Nothingbutknit graciously offered to participate in a holiday swap with me. It all started when I wanted to send her some shea butter lotion chips made by local women. The challenge was to send a skein of local yarn.

Here is a photo of the beautiful things she sent me. (Except for the candle which I made with a pottery cup gifted to me and handmade by my stepson.)

Isn’t this red yarn festive and lovely? It’s also soft enough to wear around my neck, so I think I want to knit a “hap” with it. (Props to Kate Davies for reintroducing the word to our vocabulary.) I didn’t know a small shawl or wrap had a name, but sure enough, if you look it up, the third definition is “clothe, cover.”

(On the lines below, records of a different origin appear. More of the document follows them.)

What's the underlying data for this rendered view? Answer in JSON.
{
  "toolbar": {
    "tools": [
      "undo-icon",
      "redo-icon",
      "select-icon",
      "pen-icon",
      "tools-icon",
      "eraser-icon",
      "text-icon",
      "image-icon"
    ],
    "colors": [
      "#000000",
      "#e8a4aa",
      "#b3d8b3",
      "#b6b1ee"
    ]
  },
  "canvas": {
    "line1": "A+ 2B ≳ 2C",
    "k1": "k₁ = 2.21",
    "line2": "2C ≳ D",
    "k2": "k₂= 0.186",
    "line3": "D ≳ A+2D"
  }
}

Here is my favorite “hap”, which was the start of a lace shawl that I cut short because I’d had enough of knitting it many years ago.

I wrap this around my neck once or twice, and it’s the perfect scarf. This is knit from Jagger Spun Zephyr Wool Silk, which has really withstood the test of time.

But back to the red! Aren’t the gold flecks lovely on this Campfire Knits yarn? The hand dyeing really stands out too. This is “Winter Cranberry.” I’ve already cast on a simple eyelet increase triangle scarf, but I’m not sure how I feel about the garter stitch.

And I love these stitch markers which were included in my package, made by her husband. So festive! They make me crave peppermint.

My issue with lace is I prefer for my knitting to be intuitive. I like to memorize the pattern so I’m not constantly referring to the chart or instructions. And because I’m old have short term memory challenges, I need the repeat to be about four rows. So I am looking for a simple, all over lace pattern. I’ll keep looking! Maybe my fabulous red hap will be done in time for Valentine’s Day!

Thank you, nothingbutknit! I’m grateful for your friendship. It is always encouraging knowing someone is reading and paying attention. Thank you for the beautiful things and for being willing to participate in a gift exchange with me. ❤️